  • Edward John Galvin (高爾文), Missionary Society of St. Columban (S.S.C.M.E., founder) (1927.07.14 – 1946.04.11), as first Apostolic Vicar of Hanyang (China); previously first Apostolic Prefect of Hanyang (November 1, 1924 – July 14, 1927), later first bishop of Hanyang (April 11, 1946 – February 23, 1956)
  • Alfred-Jean-Félix Ancel, Prado (1947.02.17 – 1984.09.11)

Notable residents[edit]
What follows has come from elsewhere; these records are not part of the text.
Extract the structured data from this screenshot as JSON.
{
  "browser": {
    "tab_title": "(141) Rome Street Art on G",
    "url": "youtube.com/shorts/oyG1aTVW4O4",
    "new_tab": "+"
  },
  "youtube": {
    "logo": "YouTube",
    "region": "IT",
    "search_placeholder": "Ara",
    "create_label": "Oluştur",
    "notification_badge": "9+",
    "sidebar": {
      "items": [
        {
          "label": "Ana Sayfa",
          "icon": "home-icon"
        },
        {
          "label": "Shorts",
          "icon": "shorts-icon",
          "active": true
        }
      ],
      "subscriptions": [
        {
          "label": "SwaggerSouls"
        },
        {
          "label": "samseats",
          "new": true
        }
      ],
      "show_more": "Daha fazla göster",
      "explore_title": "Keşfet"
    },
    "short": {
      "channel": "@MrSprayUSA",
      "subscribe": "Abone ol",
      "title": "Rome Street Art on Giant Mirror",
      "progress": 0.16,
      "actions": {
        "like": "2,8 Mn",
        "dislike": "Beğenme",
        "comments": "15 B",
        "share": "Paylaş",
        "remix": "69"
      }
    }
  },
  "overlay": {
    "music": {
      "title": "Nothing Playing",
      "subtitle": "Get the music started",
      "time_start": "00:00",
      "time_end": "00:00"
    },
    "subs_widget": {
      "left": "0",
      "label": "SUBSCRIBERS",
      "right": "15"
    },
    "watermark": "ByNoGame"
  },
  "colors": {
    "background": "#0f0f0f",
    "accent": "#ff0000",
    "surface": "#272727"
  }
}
  •  This article incorporates text from a publication now in the public domainSmith, William, ed. (1854–1857). "Myrina". Dictionary of Greek and Roman Geography. London: John Murray.
  • Siméon Vailhé (1913). "Myrina" . In Herbermann, Charles (ed.). Catholic Encyclopedia. New York: Robert Appleton Company.
  1. ^ Herod. i. 149.
  2. ^ Richard Talbert, Barrington Atlas of the Greek and Roman World, (ISBN 0-691-03169-X), Map 56 & notes.
  3. ^ Pomponius Mela, i. 18.
  4. ^ Strabo xi. p. 505, xii. p. 573, xiii. p. 623; Diod. iii. 54.
  5. ^ Xenoph. Hellen. iii. 1. § 4.
  6. ^ Liv. xxxiii. 30.
  7. ^ Scylax, p. 36; Agath. Praef. p. 9, ed. Bonn.
  8. ^ v. 32.
  9. ^ Liv. l. c,; Polyb. xviii. 27.
  10. ^ Tac. Ann. ii. 47.
  11. ^ Oros. vii. 12.
  12. ^ Steph. Byz. s. v.; Ptol. v. 2. § 6; Apollon. Rhod. i. 604; Hierocl. p. 661; Geogr. Rav. v. 9, where it is called Myrenna, while in the Peut. Tab. it bears the name Marinna.
  13. ^ Vagi, David L. (2010). "Tiberius Claudius Drusus († AD 20), Son of Claudius and Urgulanilla". American Journal of Numismatics (1989-). 22: 81–92. ISSN 1053-8356. JSTOR 43580457.
  14. ^ Richard Price, Politics and Bishops’ Lists at the First Council of Ephesus Annuarium Historiae Conciliorum 44 (2012), 395-420.
  15. ^ Le Quien, "Oriens Christ.", I, 705
  16. ^ Annuario Pontificio 2013 (Libreria Editrice Vaticana, 2013, ISBN 978-88-209-9070-1), p. 931

Sources and external links[edit]